Sitting in Catalonia, bordering the south of France, Ripoll sits remotely from the Crown, without the constant attention from Crown authorities enjoyed by the closer monasteries and their associated villages. Built in 879, the monastery functioned as a place of protection and a population center for the village. Under the Benedictine monastery, the village had access to the Church’s authority and, by extension, the protection of the stone walls of the monastery itself. However, the village ran into a particular degree of conflict in 1862. Spain’s monarch was Queen Isabella II, who took over after the Carlist War and reigned throughout extreme political turmoil.
The Carlists ruled towards the French border, controlling provinces such as Navarre. Navarre has a history of independence, traditionally laying outside of the Castilian royal family’s grasp; it was integrated into the kingdom late in 1512. Ripoll bears a similar history, complete with the Carlist emphasis on the traditional Catholic order and ecclesiastical authority. Under this context, the document becomes the battleground between Carlist principles and the authority of Isabella’s reign. It is also worth noting that Isabella’s control over the country waned shortly after; she was forced to abdicate the throne and thus admit defeat in the wake of her Carlist foes.
Following this conflict, it becomes easy to see why this case received its immortality in the collection; the very first page of the record asserts how the monastery ought to enjoy its full sovereignty over the village:
se procurarà manifestar, y establecer, la solidèz de justicia, que contra su Villa asiste al muy Ilustre Abad, y Monasterio de Ripoll en el infalible dominio, y total jurisdicción alta, baxa, mero, y mixto imperio de dicha Villa de Ripoll
measures will be taken to manifest and establish the soundness of justice that enables the very illustrious abbot and the Monastery of Ripoll in the absolute power, and total jurisdiction, high, low, mere, and mixed rule over said Villa de Ripoll.

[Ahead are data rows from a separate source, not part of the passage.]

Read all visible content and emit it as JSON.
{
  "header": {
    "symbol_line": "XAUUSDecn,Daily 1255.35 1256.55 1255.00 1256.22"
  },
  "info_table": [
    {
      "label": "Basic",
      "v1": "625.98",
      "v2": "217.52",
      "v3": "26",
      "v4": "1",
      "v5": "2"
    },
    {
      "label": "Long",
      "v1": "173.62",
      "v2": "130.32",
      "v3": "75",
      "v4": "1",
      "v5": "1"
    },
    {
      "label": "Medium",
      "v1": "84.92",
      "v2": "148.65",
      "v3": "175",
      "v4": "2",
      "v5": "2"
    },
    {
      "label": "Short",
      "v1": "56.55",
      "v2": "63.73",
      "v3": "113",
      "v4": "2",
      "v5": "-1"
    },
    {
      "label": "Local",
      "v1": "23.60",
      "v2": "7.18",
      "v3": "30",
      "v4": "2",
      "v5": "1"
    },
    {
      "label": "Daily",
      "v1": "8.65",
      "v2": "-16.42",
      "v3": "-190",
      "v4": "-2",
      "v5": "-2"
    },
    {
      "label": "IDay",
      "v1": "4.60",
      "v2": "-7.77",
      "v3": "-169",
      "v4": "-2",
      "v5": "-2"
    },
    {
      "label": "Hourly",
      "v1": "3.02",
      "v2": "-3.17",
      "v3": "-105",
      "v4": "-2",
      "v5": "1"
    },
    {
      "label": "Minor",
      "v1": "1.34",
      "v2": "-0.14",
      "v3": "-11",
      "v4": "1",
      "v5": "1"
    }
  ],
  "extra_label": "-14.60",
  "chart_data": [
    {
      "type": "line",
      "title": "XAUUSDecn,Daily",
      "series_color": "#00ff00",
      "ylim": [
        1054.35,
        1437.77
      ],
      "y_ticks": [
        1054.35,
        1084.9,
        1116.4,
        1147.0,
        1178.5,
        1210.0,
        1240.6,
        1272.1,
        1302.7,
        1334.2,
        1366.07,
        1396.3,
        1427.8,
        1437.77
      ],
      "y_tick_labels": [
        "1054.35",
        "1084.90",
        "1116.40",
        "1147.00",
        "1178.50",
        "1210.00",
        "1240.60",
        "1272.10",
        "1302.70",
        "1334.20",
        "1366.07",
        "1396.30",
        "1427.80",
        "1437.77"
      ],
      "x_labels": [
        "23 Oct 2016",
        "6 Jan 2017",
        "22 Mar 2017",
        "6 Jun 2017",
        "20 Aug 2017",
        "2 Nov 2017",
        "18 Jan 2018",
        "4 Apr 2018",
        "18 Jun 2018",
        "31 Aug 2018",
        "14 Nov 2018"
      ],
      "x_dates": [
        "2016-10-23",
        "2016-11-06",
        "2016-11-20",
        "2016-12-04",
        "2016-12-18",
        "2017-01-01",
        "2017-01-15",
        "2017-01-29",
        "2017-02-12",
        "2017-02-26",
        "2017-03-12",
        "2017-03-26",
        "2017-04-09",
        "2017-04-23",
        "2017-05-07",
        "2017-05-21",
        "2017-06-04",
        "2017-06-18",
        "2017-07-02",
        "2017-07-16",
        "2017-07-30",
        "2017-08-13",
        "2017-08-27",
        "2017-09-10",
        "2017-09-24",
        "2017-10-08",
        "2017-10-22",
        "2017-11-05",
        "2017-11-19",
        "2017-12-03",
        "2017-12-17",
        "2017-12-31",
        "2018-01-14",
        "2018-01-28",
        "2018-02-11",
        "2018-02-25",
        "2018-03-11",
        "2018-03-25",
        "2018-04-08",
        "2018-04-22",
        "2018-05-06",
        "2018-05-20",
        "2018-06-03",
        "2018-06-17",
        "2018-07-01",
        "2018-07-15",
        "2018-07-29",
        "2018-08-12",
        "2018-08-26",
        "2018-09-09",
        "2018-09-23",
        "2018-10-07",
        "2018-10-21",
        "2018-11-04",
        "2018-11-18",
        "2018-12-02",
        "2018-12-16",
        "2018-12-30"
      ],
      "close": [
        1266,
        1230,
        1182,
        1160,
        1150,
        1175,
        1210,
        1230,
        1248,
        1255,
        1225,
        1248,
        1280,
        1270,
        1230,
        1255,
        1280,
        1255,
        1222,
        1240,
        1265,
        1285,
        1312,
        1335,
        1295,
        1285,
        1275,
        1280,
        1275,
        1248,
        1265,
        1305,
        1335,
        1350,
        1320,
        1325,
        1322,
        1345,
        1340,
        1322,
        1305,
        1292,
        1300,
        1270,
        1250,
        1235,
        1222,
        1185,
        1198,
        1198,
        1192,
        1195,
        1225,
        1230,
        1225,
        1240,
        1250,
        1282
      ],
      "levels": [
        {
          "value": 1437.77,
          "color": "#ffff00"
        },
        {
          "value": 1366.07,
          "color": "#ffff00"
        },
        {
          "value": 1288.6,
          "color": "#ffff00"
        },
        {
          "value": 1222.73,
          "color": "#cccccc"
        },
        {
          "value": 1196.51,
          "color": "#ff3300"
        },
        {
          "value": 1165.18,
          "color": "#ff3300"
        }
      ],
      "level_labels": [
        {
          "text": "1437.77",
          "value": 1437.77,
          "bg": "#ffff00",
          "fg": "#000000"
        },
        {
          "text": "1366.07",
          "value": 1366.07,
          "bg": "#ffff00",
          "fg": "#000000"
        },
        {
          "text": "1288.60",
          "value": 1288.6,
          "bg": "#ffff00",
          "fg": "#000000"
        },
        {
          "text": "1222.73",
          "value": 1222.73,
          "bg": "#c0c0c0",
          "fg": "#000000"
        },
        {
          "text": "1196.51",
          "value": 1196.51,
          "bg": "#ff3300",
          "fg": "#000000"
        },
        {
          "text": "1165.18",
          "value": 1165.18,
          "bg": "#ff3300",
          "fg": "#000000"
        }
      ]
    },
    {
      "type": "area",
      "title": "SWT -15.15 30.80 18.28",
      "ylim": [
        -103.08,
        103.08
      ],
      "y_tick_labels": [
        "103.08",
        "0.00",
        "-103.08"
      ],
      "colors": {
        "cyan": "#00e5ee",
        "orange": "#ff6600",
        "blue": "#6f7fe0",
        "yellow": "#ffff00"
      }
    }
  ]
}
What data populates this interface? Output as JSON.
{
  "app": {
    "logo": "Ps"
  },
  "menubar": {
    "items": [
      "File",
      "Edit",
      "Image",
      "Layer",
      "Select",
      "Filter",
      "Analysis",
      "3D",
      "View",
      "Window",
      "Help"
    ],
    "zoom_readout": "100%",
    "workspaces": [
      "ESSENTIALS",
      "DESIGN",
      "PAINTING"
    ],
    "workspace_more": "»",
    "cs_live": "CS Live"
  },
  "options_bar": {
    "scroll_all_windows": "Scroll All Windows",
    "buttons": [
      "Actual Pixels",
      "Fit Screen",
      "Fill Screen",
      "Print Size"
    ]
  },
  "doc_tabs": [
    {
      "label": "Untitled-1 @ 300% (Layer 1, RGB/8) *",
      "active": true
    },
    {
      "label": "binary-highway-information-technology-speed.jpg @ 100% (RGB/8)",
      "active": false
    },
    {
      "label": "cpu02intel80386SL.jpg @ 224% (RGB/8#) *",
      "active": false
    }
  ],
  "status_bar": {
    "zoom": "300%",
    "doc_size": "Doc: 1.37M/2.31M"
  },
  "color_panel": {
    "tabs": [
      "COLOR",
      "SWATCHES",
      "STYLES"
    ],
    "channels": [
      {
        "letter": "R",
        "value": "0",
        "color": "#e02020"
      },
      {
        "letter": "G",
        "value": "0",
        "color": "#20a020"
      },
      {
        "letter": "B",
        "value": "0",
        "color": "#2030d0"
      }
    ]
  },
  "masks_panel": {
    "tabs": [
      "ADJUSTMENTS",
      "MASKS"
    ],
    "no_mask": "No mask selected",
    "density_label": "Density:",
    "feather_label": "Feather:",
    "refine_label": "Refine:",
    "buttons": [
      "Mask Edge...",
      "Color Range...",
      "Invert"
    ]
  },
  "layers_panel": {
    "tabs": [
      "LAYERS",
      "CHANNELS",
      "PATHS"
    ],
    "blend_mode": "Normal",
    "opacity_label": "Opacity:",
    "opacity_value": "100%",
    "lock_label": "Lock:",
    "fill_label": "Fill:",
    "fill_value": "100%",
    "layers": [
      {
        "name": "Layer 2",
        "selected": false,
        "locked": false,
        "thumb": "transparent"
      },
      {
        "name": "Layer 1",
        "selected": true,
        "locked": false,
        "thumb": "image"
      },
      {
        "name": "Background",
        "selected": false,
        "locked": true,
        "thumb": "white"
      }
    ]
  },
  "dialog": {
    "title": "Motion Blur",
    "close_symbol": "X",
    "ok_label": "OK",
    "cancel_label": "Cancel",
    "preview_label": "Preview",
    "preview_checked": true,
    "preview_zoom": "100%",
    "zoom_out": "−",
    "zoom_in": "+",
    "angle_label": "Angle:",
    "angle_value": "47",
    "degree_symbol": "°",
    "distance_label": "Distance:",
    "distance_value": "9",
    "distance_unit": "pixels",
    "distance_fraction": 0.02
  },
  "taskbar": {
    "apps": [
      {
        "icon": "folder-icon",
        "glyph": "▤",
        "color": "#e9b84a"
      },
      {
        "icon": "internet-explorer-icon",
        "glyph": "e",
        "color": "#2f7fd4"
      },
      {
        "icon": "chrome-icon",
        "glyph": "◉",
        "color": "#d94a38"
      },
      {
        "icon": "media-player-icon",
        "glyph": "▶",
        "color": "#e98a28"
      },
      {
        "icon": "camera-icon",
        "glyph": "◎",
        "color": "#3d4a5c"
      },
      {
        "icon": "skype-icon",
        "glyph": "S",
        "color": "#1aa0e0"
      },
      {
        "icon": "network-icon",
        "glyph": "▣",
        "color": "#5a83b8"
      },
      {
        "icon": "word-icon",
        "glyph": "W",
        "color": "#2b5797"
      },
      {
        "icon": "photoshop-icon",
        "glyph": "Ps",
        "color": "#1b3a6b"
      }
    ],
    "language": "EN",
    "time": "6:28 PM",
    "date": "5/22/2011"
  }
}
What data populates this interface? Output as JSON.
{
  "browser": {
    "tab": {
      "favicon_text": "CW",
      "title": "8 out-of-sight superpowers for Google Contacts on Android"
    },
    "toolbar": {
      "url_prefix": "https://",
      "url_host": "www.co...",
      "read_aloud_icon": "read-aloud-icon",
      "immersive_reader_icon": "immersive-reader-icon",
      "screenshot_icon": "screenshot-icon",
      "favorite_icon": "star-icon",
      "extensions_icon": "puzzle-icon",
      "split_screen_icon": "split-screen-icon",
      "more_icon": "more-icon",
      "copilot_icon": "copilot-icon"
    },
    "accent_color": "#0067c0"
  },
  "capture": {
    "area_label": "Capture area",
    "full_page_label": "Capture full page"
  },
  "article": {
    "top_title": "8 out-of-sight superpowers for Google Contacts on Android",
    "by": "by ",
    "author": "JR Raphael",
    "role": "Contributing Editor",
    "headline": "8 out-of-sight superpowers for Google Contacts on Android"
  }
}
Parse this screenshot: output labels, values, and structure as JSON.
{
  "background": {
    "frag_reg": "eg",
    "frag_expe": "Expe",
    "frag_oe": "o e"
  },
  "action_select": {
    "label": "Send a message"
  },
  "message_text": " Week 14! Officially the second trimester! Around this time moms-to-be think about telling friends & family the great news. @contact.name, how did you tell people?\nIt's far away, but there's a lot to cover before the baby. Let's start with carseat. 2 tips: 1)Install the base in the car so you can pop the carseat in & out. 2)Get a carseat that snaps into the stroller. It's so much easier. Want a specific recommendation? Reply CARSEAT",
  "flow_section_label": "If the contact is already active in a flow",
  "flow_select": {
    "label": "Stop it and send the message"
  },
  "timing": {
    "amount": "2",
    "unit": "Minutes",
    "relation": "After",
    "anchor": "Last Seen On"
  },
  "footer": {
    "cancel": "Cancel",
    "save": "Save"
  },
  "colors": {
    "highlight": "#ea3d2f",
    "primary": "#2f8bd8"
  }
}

Note the careful wording of the initial statement. The abbot and the monastery enjoy this jurisdiction because the village assists the monks in their domain. That claim to the village is “infallible” because the Church is incapable of erring on the subject; historical control trumps the attempts to bring the village and abbey into the monarchy’s grasp. The monastery enjoys certain privileges such as neutrality in interregional conflict and the surrounding lands for self-sufficiency. It is a piece of the monastery to that extent, where they farm and sell their goods in the marketplace, therefore requiring the abbot’s attention in the same way the novices of his order do. This echoes the Carlist sentiment of traditional Catholic authority, as the author enumerates how the monastery therefore enjoys the jurisdiction from the low, petty instances to the higher-stakes cases, from the purest levels to the most mixed ones. The crown argues that the monastery must forfeit these historic claims in a direct attack on the traditionalist, Carlist principles in favor of Isabella’s moderate reforms. The symbiotic relationship between the village and the monks asserts that it is common sense for the abbot to thus assume the authority, for that protection is how the Church gives back.